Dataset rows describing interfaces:

%%

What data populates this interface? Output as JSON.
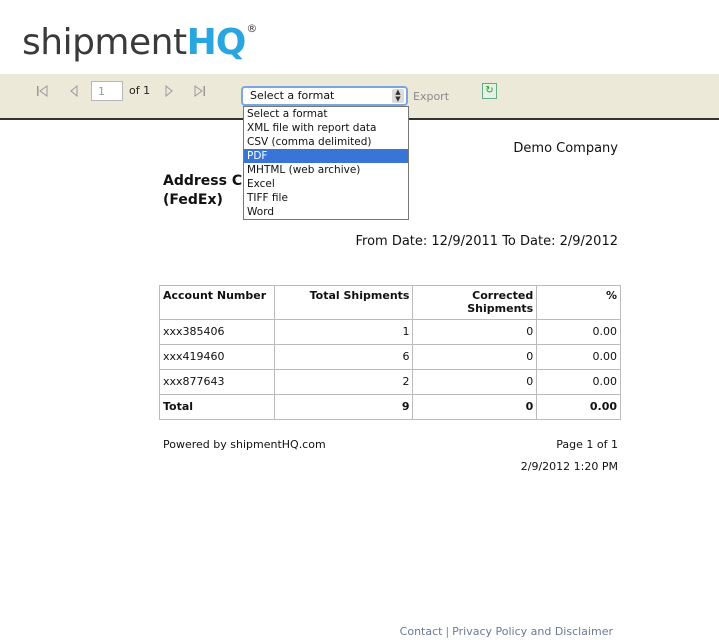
{
  "logo": {
    "part1": "shipment",
    "part2": "HQ",
    "reg": "®",
    "colors": {
      "text": "#3a3a3a",
      "accent": "#29a6df"
    }
  },
  "toolbar": {
    "first_icon": "first-page-icon",
    "prev_icon": "prev-page-icon",
    "next_icon": "next-page-icon",
    "last_icon": "last-page-icon",
    "page_value": "1",
    "page_of": "of 1",
    "format_selected": "Select a format",
    "export_label": "Export",
    "refresh_icon": "refresh-icon"
  },
  "dropdown": {
    "options": [
      "Select a format",
      "XML file with report data",
      "CSV (comma delimited)",
      "PDF",
      "MHTML (web archive)",
      "Excel",
      "TIFF file",
      "Word"
    ],
    "highlighted": "PDF",
    "highlight_color": "#3875d7"
  },
  "report": {
    "company": "Demo Company",
    "title_line1": "Address C",
    "title_line2": "(FedEx)",
    "date_range": "From Date: 12/9/2011 To Date: 2/9/2012",
    "columns": [
      "Account Number",
      "Total Shipments",
      "Corrected Shipments",
      "%"
    ],
    "rows": [
      [
        "xxx385406",
        "1",
        "0",
        "0.00"
      ],
      [
        "xxx419460",
        "6",
        "0",
        "0.00"
      ],
      [
        "xxx877643",
        "2",
        "0",
        "0.00"
      ]
    ],
    "total": [
      "Total",
      "9",
      "0",
      "0.00"
    ],
    "powered_by": "Powered by shipmentHQ.com",
    "page_info": "Page 1 of 1",
    "printed_at": "2/9/2012 1:20 PM"
  },
  "footer": {
    "contact": "Contact",
    "separator": "|",
    "privacy": "Privacy Policy and Disclaimer"
  }
}
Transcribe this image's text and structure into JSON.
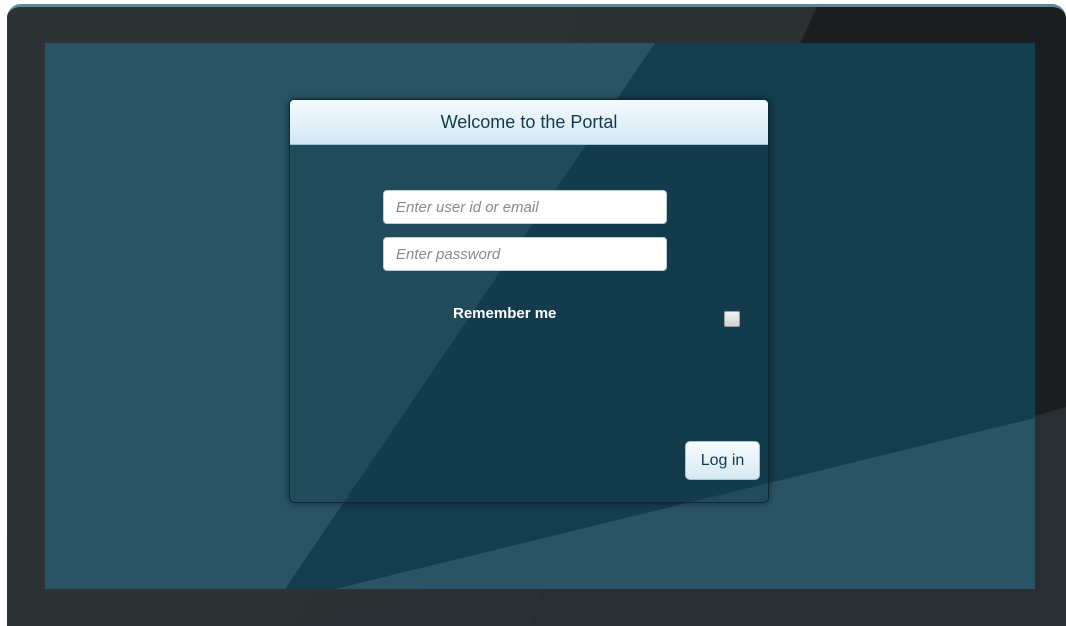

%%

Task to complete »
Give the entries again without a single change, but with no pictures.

Solution below »
What data populates this interface? Output as JSON.
{
  "logo": {
    "part1": "shipment",
    "part2": "HQ",
    "reg": "®",
    "colors": {
      "text": "#3a3a3a",
      "accent": "#29a6df"
    }
  },
  "toolbar": {
    "first_icon": "first-page-icon",
    "prev_icon": "prev-page-icon",
    "next_icon": "next-page-icon",
    "last_icon": "last-page-icon",
    "page_value": "1",
    "page_of": "of 1",
    "format_selected": "Select a format",
    "export_label": "Export",
    "refresh_icon": "refresh-icon"
  },
  "dropdown": {
    "options": [
      "Select a format",
      "XML file with report data",
      "CSV (comma delimited)",
      "PDF",
      "MHTML (web archive)",
      "Excel",
      "TIFF file",
      "Word"
    ],
    "highlighted": "PDF",
    "highlight_color": "#3875d7"
  },
  "report": {
    "company": "Demo Company",
    "title_line1": "Address C",
    "title_line2": "(FedEx)",
    "date_range": "From Date: 12/9/2011 To Date: 2/9/2012",
    "columns": [
      "Account Number",
      "Total Shipments",
      "Corrected Shipments",
      "%"
    ],
    "rows": [
      [
        "xxx385406",
        "1",
        "0",
        "0.00"
      ],
      [
        "xxx419460",
        "6",
        "0",
        "0.00"
      ],
      [
        "xxx877643",
        "2",
        "0",
        "0.00"
      ]
    ],
    "total": [
      "Total",
      "9",
      "0",
      "0.00"
    ],
    "powered_by": "Powered by shipmentHQ.com",
    "page_info": "Page 1 of 1",
    "printed_at": "2/9/2012 1:20 PM"
  },
  "footer": {
    "contact": "Contact",
    "separator": "|",
    "privacy": "Privacy Policy and Disclaimer"
  }
}
Transcribe this image's text and structure into JSON.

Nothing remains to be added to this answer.